New global justice course at SFU explores the sources of today’s problems
A timely new course in SFU’s philosophy department is introducing students to the problem of global justice—uncovering the hidden ways today’s problems and power imbalances are exacerbated.
“While ours is a time of unprecedented possibilities for human progress; war, poverty and tyrannical government continue to affect the majority of the world’s citizens on a day-to-day basis,” says professor Endre Begby.
“Every day, and mostly without thinking about it, we make choices that affect the lives of people around the globe. Each of us has dozens of “employees”—many of them children—who work for us under slavery-like conditions to produce the clothes we wear, the coffee we drink and the cell phones we use to plot our plans for the weekend.”
PHIL 121 – Global Justice charts how inequities and problems originate from social, political and economic structures and proposes ways for moving forward.
Students analyze a variety of contemporary social and political challenges, including international trade, war and intervention, Aboriginal rights, gender justice and climate change.

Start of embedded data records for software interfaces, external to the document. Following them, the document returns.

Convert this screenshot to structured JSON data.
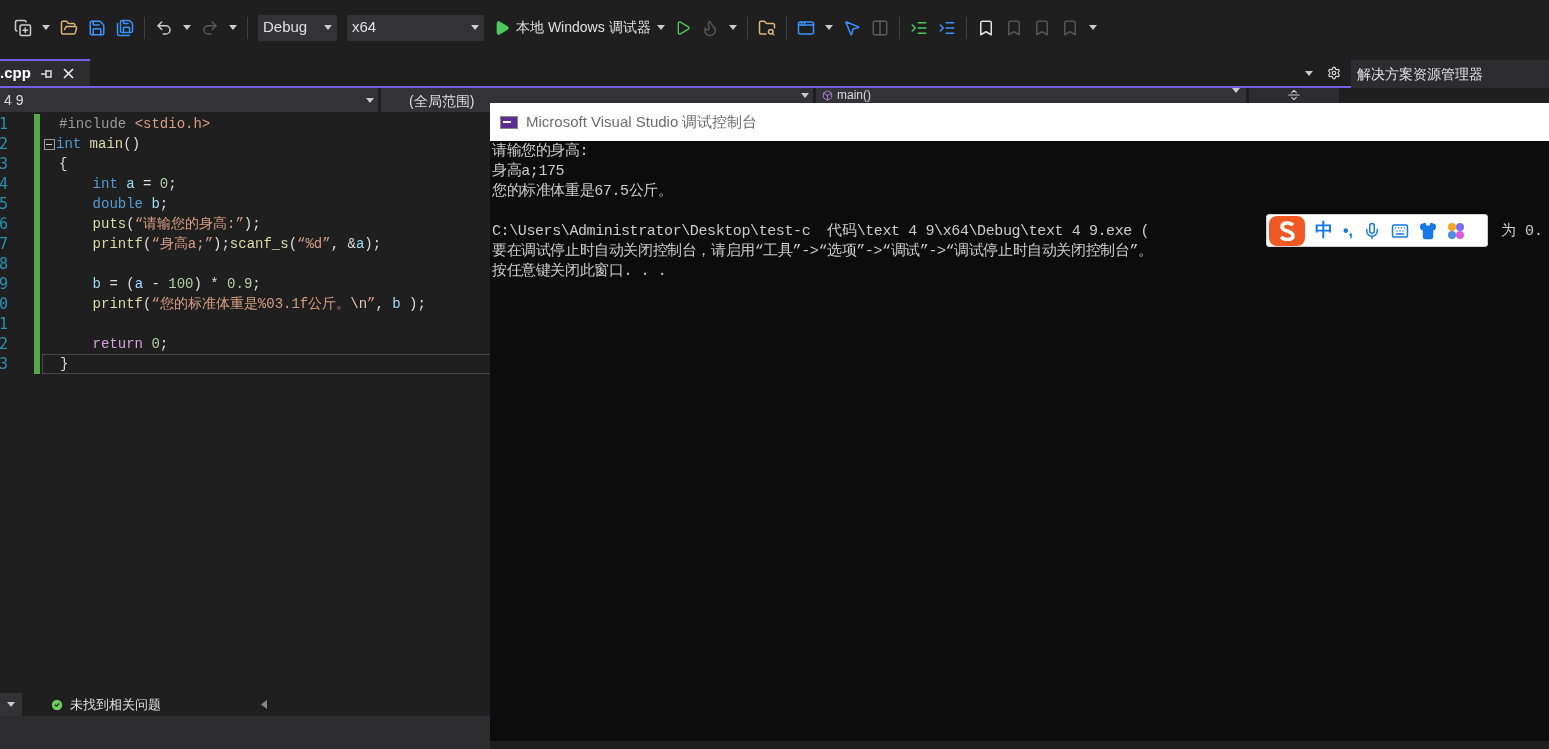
{
  "toolbar": {
    "configuration": "Debug",
    "platform": "x64",
    "debugger": "本地 Windows 调试器"
  },
  "document_tab": {
    "title": ".cpp",
    "selected": true
  },
  "navigation_bar": {
    "project": "4 9",
    "scope": "(全局范围)",
    "member": "main()"
  },
  "solution_explorer": {
    "title": "解决方案资源管理器"
  },
  "editor": {
    "lines": [
      {
        "number": "1",
        "foldable": false,
        "tokens": [
          {
            "kind": "pre",
            "text": "#include "
          },
          {
            "kind": "str",
            "text": "<stdio.h>"
          }
        ]
      },
      {
        "number": "2",
        "foldable": true,
        "tokens": [
          {
            "kind": "kw",
            "text": "int"
          },
          {
            "kind": "fn",
            "text": " main"
          },
          {
            "kind": "p",
            "text": "()"
          }
        ]
      },
      {
        "number": "3",
        "foldable": false,
        "tokens": [
          {
            "kind": "p",
            "text": "{"
          }
        ]
      },
      {
        "number": "4",
        "foldable": false,
        "tokens": [
          {
            "kind": "kw",
            "text": "    int"
          },
          {
            "kind": "var",
            "text": " a"
          },
          {
            "kind": "p",
            "text": " = "
          },
          {
            "kind": "num",
            "text": "0"
          },
          {
            "kind": "p",
            "text": ";"
          }
        ]
      },
      {
        "number": "5",
        "foldable": false,
        "tokens": [
          {
            "kind": "kw",
            "text": "    double"
          },
          {
            "kind": "var",
            "text": " b"
          },
          {
            "kind": "p",
            "text": ";"
          }
        ]
      },
      {
        "number": "6",
        "foldable": false,
        "tokens": [
          {
            "kind": "fn",
            "text": "    puts"
          },
          {
            "kind": "p",
            "text": "("
          },
          {
            "kind": "str",
            "text": "“请输您的身高:”"
          },
          {
            "kind": "p",
            "text": ");"
          }
        ]
      },
      {
        "number": "7",
        "foldable": false,
        "tokens": [
          {
            "kind": "fn",
            "text": "    printf"
          },
          {
            "kind": "p",
            "text": "("
          },
          {
            "kind": "str",
            "text": "“身高a;”"
          },
          {
            "kind": "p",
            "text": ");"
          },
          {
            "kind": "fn",
            "text": "scanf_s"
          },
          {
            "kind": "p",
            "text": "("
          },
          {
            "kind": "str",
            "text": "“%d”"
          },
          {
            "kind": "p",
            "text": ", &"
          },
          {
            "kind": "var",
            "text": "a"
          },
          {
            "kind": "p",
            "text": ");"
          }
        ]
      },
      {
        "number": "8",
        "foldable": false
      },
      {
        "number": "9",
        "foldable": false,
        "tokens": [
          {
            "kind": "var",
            "text": "    b"
          },
          {
            "kind": "p",
            "text": " = ("
          },
          {
            "kind": "var",
            "text": "a"
          },
          {
            "kind": "p",
            "text": " - "
          },
          {
            "kind": "num",
            "text": "100"
          },
          {
            "kind": "p",
            "text": ") * "
          },
          {
            "kind": "num",
            "text": "0.9"
          },
          {
            "kind": "p",
            "text": ";"
          }
        ]
      },
      {
        "number": "0",
        "foldable": false,
        "tokens": [
          {
            "kind": "fn",
            "text": "    printf"
          },
          {
            "kind": "p",
            "text": "("
          },
          {
            "kind": "str",
            "text": "“您的标准体重是%03.1f公斤。"
          },
          {
            "kind": "esc",
            "text": "\\n"
          },
          {
            "kind": "str",
            "text": "”"
          },
          {
            "kind": "p",
            "text": ", "
          },
          {
            "kind": "var",
            "text": "b"
          },
          {
            "kind": "p",
            "text": " );"
          }
        ]
      },
      {
        "number": "1",
        "foldable": false
      },
      {
        "number": "2",
        "foldable": false,
        "tokens": [
          {
            "kind": "ret",
            "text": "    return"
          },
          {
            "kind": "num",
            "text": " 0"
          },
          {
            "kind": "p",
            "text": ";"
          }
        ]
      },
      {
        "number": "3",
        "foldable": false,
        "tokens": [
          {
            "kind": "p",
            "text": "}"
          }
        ]
      }
    ]
  },
  "error_status": "未找到相关问题",
  "console": {
    "title": "Microsoft Visual Studio 调试控制台",
    "lines": [
      {
        "text": "请输您的身高:",
        "blank_before": false
      },
      {
        "text": "身高a;175",
        "blank_before": false
      },
      {
        "text": "您的标准体重是67.5公斤。",
        "blank_before": false
      },
      {
        "text": "C:\\Users\\Administrator\\Desktop\\test-c  代码\\text 4 9\\x64\\Debug\\text 4 9.exe (",
        "after_overlay": "为 0.",
        "blank_before": true
      },
      {
        "text": "要在调试停止时自动关闭控制台，请启用“工具”->“选项”->“调试”->“调试停止时自动关闭控制台”。",
        "blank_before": false
      },
      {
        "text": "按任意键关闭此窗口. . .",
        "blank_before": false
      }
    ]
  },
  "ime_toolbar": {
    "mode": "中",
    "punctuation": "•,"
  }
}
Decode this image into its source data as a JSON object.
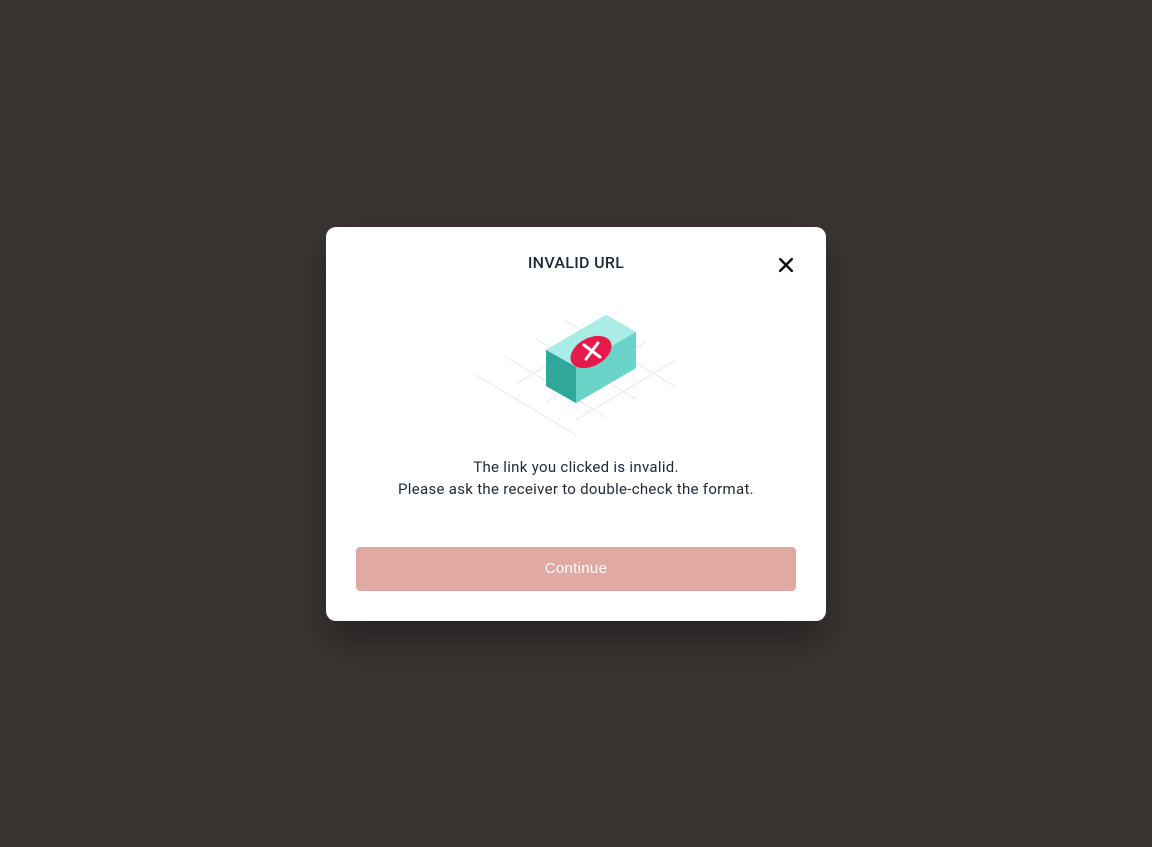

Begby and his students “keep their ears to the ground” throughout the semester and he augments the course with “highly relevant, finger-on-the-pulse case studies” drawn from current events to help students understand important concepts.
“For instance, this past semester, I had students read the transcripts of the parliamentary debates on extending Canada’s military intervention against ISIS into Syria,” he says. “Our discussions of moral and legal texts on war and intervention in the weeks prior gave students a whole new handle on what was going on in these discussions.
“This approach helps give students a sense that this is actually a public debate that they themselves can make important contributions to.”
Although a philosophy course, PHIL 121 takes a broad and interdisciplinary approach, giving students a one-stop introduction both to political philosophy and contemporary international politics.
“‘Global Justice’ provides you with a lens through which to analyze complex, current world problems,” says Emily Lauman, who took the course last semester. “It can be difficult to know where to start when educating yourself on such large-scale issues, but ‘Global Justice’ offers you a starting point.”
Lauman’s classmate, Jazlyn Melnychuk, adds, “PHIL 121 really expanded my comprehension of morality and the ways in which justice is academically defended. Professor Begby really made us question how and why we identify certain acts as just or unjust, and contested certain socially accepted norms of behaviour.”
A limited number of seats are still available for this course. Students can enroll in the course through goSFU.